I guess I wonder if you are mitigating risk or only sacrificing potential return.
To wit, I think this strategy really depends on how one views risk and what one thinks the PE10 means. The PE10 > 25 (or at any number above the historical mean) tells us that the expected returns for the equity market are lower than their historical average. But that does not necessarily mean that risk is higher, except the risk of less returns. But moving from securities (equities) just because of historically lower potential returns, to securities (bonds) with guaranteed even lower returns doesn't make a lot of sense.
On the other hand, if one thinks the PE10, as I note above, is a bubble indicator and the risk is a risk of a crash, then there might be some logic to this strategy. But I suppose that depends on whether or not one believes in a random walk theory of equity prices or a mean reversion theory. Where the "risk" of equities means a risk of a crash, then if one subscribes to random walk the "risk" is not greater when PE10 is 25 or 15 or whatever. But if one subscribes to mean reversion then one could believe the risk of a crash is greater at PE25.
On the other hand, as I say above, if one is not prepared to ride out a crash and recovery then one shouldn't be invested in equities at all. One should only invest as much in equities as they can stand to ride out (which of course depends on one's timeline, as well as other personal variables). So I suspect someone who has a strategy of moving their asset allocation around based on PE10 really is just taking on more equity risk than they can stomach and perhaps would be just as well off lowering their equity allocation permanently.

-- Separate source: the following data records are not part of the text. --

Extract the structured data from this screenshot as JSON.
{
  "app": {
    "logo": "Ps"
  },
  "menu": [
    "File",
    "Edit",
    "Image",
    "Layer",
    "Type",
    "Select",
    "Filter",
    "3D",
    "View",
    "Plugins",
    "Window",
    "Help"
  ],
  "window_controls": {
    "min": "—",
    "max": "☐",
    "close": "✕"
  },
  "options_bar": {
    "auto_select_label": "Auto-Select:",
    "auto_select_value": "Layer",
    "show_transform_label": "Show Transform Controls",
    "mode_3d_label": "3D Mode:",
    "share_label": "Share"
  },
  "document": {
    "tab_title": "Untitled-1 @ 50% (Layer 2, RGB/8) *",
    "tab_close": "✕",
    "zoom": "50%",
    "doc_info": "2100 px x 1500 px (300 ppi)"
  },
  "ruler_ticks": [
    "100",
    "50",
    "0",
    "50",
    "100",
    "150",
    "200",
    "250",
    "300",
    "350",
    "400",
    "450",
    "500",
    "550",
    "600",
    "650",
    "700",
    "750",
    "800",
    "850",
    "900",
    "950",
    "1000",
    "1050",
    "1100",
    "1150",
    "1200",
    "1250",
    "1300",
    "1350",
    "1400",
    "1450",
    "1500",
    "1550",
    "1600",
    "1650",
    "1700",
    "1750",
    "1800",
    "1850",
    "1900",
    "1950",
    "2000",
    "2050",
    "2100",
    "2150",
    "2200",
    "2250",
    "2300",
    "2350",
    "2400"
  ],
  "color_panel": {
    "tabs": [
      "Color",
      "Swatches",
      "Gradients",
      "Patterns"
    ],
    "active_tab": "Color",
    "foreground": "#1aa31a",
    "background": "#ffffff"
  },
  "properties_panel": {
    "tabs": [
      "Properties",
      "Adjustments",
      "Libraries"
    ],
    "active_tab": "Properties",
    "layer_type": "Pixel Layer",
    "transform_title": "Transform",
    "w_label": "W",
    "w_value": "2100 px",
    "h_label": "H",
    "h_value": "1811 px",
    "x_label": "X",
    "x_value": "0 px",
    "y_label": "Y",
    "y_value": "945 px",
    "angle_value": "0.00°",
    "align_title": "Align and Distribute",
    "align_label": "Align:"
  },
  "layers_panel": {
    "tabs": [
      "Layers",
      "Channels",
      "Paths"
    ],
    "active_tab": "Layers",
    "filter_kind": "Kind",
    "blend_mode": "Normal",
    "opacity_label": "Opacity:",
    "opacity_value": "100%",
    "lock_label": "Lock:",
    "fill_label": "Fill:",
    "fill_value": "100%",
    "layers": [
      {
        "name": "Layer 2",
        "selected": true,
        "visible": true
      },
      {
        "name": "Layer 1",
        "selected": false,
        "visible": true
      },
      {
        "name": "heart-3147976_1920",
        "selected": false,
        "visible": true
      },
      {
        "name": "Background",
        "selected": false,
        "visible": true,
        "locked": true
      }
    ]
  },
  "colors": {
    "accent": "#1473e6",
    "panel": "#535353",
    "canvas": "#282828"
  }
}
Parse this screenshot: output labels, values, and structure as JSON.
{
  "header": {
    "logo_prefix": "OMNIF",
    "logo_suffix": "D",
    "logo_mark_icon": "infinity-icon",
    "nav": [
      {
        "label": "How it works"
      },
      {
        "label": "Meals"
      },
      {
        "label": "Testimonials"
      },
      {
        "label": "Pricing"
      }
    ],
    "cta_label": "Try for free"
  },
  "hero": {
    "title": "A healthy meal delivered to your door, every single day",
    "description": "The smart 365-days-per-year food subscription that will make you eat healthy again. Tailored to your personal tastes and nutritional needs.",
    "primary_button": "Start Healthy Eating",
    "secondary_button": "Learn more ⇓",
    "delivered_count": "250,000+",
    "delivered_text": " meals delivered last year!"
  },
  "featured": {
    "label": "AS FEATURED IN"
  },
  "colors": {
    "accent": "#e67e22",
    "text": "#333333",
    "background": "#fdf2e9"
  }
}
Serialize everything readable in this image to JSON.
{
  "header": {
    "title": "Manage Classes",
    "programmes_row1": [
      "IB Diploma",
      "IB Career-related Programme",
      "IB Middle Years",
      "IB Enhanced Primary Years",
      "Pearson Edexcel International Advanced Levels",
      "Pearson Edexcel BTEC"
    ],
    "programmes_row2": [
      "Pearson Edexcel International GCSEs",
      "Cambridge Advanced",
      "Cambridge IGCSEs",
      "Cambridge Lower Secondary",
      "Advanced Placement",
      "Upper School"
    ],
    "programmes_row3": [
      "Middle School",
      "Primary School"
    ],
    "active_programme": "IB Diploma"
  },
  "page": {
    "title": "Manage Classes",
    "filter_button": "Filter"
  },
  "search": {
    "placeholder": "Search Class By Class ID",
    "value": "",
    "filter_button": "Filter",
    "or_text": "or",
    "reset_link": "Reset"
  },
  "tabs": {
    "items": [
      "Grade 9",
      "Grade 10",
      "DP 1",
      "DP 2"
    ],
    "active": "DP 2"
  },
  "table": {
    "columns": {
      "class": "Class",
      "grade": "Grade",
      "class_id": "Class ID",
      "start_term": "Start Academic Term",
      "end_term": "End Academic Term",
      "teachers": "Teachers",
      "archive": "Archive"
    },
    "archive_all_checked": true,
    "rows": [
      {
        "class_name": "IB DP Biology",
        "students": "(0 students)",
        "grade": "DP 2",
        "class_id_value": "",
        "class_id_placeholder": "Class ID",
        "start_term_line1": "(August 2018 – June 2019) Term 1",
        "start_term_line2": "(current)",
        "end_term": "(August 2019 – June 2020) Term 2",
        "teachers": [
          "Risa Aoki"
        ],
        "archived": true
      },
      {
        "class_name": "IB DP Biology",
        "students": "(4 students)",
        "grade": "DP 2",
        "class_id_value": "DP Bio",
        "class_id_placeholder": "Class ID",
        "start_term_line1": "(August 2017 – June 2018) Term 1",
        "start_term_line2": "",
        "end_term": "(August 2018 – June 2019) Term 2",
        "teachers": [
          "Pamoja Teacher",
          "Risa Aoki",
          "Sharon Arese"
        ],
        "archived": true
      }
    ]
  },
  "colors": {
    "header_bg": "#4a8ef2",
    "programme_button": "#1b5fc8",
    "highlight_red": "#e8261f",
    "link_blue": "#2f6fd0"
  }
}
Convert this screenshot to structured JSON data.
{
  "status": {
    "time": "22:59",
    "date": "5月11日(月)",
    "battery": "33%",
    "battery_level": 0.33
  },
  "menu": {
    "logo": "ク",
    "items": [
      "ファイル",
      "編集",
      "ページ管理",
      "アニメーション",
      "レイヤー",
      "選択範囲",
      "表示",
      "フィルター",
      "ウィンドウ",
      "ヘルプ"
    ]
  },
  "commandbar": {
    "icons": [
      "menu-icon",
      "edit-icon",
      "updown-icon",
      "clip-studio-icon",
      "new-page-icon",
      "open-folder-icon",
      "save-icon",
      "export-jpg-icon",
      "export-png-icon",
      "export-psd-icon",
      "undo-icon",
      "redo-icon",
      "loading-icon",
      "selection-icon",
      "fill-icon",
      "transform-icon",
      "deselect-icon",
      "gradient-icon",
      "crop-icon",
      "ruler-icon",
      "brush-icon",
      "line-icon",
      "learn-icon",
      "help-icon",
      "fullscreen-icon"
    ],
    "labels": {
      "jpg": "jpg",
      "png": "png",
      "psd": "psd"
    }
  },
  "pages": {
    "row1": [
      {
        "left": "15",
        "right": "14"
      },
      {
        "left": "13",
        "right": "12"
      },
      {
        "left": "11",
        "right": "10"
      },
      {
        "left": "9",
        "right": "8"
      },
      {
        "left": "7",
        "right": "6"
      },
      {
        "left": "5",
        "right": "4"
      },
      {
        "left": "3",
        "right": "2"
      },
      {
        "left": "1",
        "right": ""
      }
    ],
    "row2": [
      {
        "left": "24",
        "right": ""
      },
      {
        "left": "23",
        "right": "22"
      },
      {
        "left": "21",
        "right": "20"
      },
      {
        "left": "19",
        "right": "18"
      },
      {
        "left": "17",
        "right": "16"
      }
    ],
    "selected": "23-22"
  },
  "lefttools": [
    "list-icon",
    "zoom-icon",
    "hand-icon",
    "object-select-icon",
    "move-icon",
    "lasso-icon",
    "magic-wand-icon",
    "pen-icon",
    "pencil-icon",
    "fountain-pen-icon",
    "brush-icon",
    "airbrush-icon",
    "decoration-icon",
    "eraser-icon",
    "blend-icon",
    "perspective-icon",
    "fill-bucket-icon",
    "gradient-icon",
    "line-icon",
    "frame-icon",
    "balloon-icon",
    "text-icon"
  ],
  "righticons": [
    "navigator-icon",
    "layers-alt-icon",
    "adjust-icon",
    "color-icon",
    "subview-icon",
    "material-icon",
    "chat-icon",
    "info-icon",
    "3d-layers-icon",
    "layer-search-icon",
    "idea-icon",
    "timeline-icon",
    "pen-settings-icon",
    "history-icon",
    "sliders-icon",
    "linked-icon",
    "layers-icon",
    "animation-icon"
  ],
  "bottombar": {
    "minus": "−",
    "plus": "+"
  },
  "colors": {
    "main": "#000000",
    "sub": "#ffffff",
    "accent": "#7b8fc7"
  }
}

I also wonder, if one did simulations on historical data with buy and hold on a 50/50 asset allocation, versus an allocation based on 50/50 but shifted around depending on PE10 being above or below 25, if over any period of time the latter strategy does better or has less risk (in terms of standard of deviation). I'm skeptical. Because of course, switching around one's asset allocation runs the risk of missing out of equity returns as much as losses. Doesn't buy and hold tell us that all strategies based on shifting around asset allocations relative to market indicators do no better than random and lose out due to costs? If a PE10 over 25 strategy really delivered better risk adjusted returns in a predicatble manner than simply buy and hold with an approrpiately selected fixed income allocation, wouldn't someone already be running a fund like that?